> [ASSIGNMENT] Locate the string "icon" in the records below. Copy every line where it occurs.
(DATA FOR THE TASK)
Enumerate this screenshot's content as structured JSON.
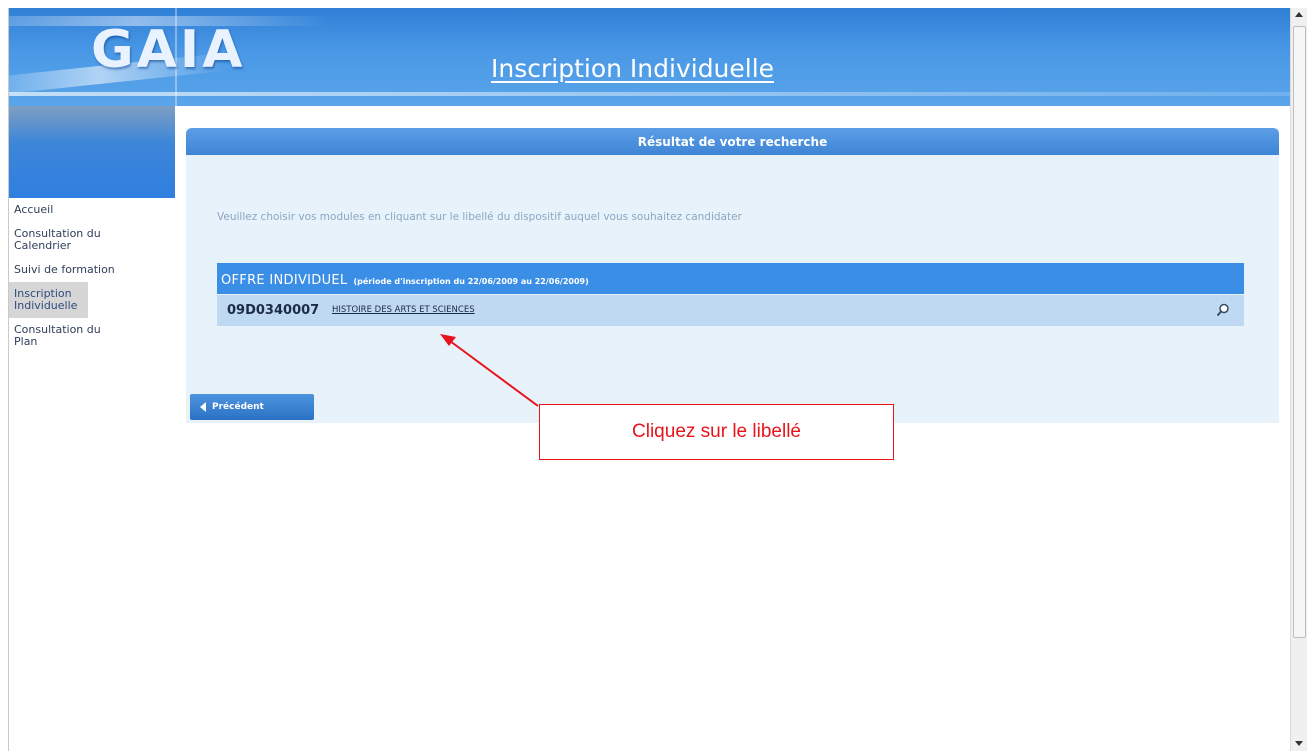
{
  "header": {
    "logo": "GAIA",
    "title": "Inscription Individuelle"
  },
  "nav": {
    "items": [
      {
        "label": "Accueil"
      },
      {
        "label": "Consultation du Calendrier"
      },
      {
        "label": "Suivi de formation"
      },
      {
        "label": "Inscription Individuelle"
      },
      {
        "label": "Consultation du Plan"
      }
    ],
    "active_index": 3
  },
  "panel": {
    "title": "Résultat de votre recherche",
    "instruction": "Veuillez choisir vos modules en cliquant sur le libellé du dispositif auquel vous souhaitez candidater",
    "offer": {
      "title": "OFFRE INDIVIDUEL",
      "period": "(période d'inscription du 22/06/2009 au 22/06/2009)"
    },
    "module": {
      "code": "09D0340007",
      "label": "HISTOIRE DES ARTS ET SCIENCES",
      "action_icon": "magnifier-icon"
    },
    "back_button": "Précédent"
  },
  "annotation": {
    "text": "Cliquez sur le libellé",
    "color": "#e8141c"
  },
  "colors": {
    "header_blue": "#3a8ee6",
    "panel_background": "#e8f2fb",
    "row_background": "#bfd9f2"
  }
}
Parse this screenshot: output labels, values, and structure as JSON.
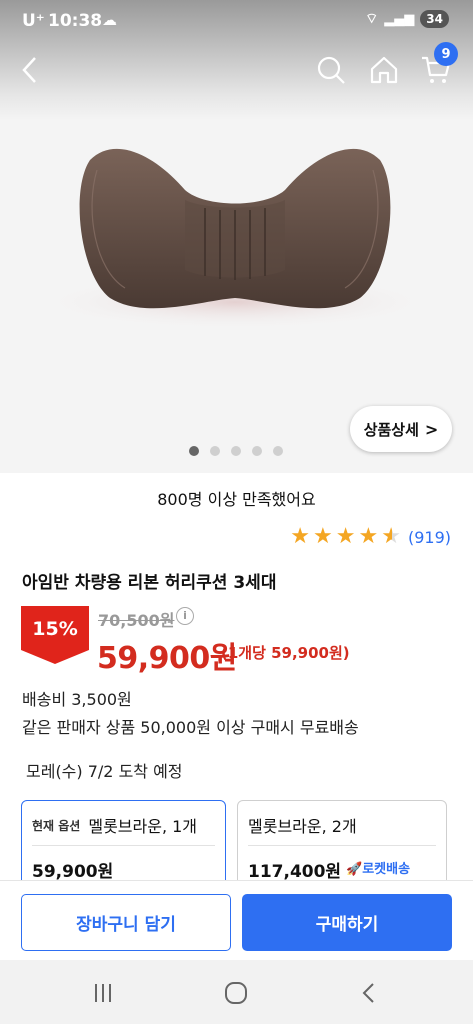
{
  "status_bar": {
    "carrier": "U⁺",
    "time": "10:38",
    "battery": "34"
  },
  "header": {
    "cart_count": "9"
  },
  "gallery": {
    "detail_button": "상품상세",
    "page_count": 5,
    "active_index": 0
  },
  "product": {
    "satisfaction": "800명 이상 만족했어요",
    "rating": 4.5,
    "review_count": "(919)",
    "title": "아임반 차량용 리본 허리쿠션 3세대",
    "discount": "15%",
    "original_price": "70,500원",
    "sale_price": "59,900원",
    "unit_price": "(1개당 59,900원)",
    "shipping_fee": "배송비 3,500원",
    "free_shipping": "같은 판매자 상품 50,000원 이상 구매시 무료배송",
    "arrival": "모레(수) 7/2 도착 예정"
  },
  "options": [
    {
      "tag": "현재 옵션",
      "label": "멜롯브라운, 1개",
      "price": "59,900원",
      "badge": ""
    },
    {
      "tag": "",
      "label": "멜롯브라운, 2개",
      "price": "117,400원",
      "badge": "로켓배송"
    }
  ],
  "actions": {
    "add_to_cart": "장바구니 담기",
    "buy_now": "구매하기"
  },
  "colors": {
    "accent": "#2e6ff2",
    "sale": "#d32c1f",
    "star": "#f4a623"
  }
}
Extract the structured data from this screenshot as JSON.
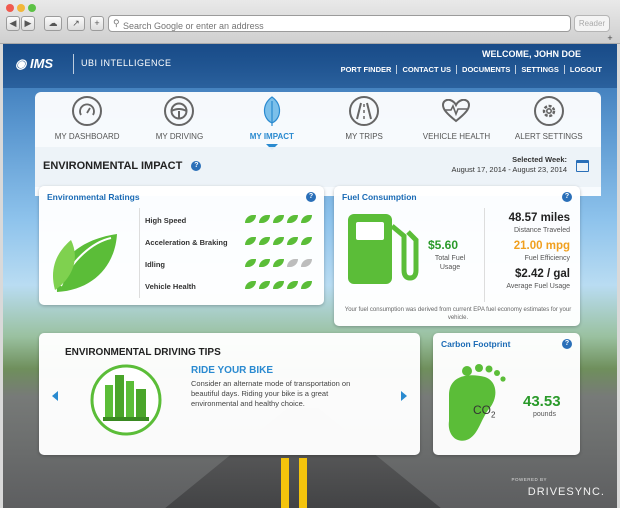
{
  "browser": {
    "address_placeholder": "Search Google or enter an address",
    "reader_label": "Reader"
  },
  "header": {
    "logo": "IMS",
    "product": "UBI INTELLIGENCE",
    "welcome": "WELCOME, JOHN DOE",
    "nav": [
      "PORT FINDER",
      "CONTACT US",
      "DOCUMENTS",
      "SETTINGS",
      "LOGOUT"
    ]
  },
  "tabs": [
    {
      "label": "MY DASHBOARD",
      "icon": "dashboard-gauge-icon"
    },
    {
      "label": "MY DRIVING",
      "icon": "steering-wheel-icon"
    },
    {
      "label": "MY IMPACT",
      "icon": "leaf-icon"
    },
    {
      "label": "MY TRIPS",
      "icon": "road-icon"
    },
    {
      "label": "VEHICLE HEALTH",
      "icon": "heartbeat-icon"
    },
    {
      "label": "ALERT SETTINGS",
      "icon": "gear-icon"
    }
  ],
  "active_tab": "MY IMPACT",
  "environmental": {
    "title": "ENVIRONMENTAL IMPACT",
    "selected_week_label": "Selected Week:",
    "selected_week_range": "August 17, 2014 - August 23, 2014"
  },
  "ratings": {
    "title": "Environmental Ratings",
    "max_leaves": 5,
    "rows": [
      {
        "label": "High Speed",
        "score": 5
      },
      {
        "label": "Acceleration & Braking",
        "score": 5
      },
      {
        "label": "Idling",
        "score": 3
      },
      {
        "label": "Vehicle Health",
        "score": 5
      }
    ]
  },
  "fuel": {
    "title": "Fuel Consumption",
    "total_cost": "$5.60",
    "total_cost_label": "Total Fuel Usage",
    "distance": "48.57 miles",
    "distance_label": "Distance Traveled",
    "efficiency": "21.00 mpg",
    "efficiency_label": "Fuel Efficiency",
    "avg_cost": "$2.42 / gal",
    "avg_cost_label": "Average Fuel Usage",
    "note": "Your fuel consumption was derived from current EPA fuel economy estimates for your vehicle."
  },
  "tips": {
    "title": "ENVIRONMENTAL DRIVING TIPS",
    "headline": "RIDE YOUR BIKE",
    "text": "Consider an alternate mode of transportation on beautiful days. Riding your bike is a great environmental and healthy choice."
  },
  "carbon": {
    "title": "Carbon Footprint",
    "co2_label": "CO",
    "co2_sub": "2",
    "value": "43.53",
    "unit": "pounds"
  },
  "footer": {
    "powered": "POWERED BY",
    "brand": "DRIVESYNC."
  },
  "colors": {
    "accent_blue": "#2a8ad0",
    "leaf_green": "#5bbd38",
    "value_green": "#2a9a2a",
    "efficiency_orange": "#f0a020"
  }
}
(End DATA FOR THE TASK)
> [EXERCISE OUTPUT]
      "action_icon": "magnifier-icon"
      "icon": "dashboard-gauge-icon"
      "icon": "steering-wheel-icon"
      "icon": "leaf-icon"
      "icon": "road-icon"
      "icon": "heartbeat-icon"
      "icon": "gear-icon"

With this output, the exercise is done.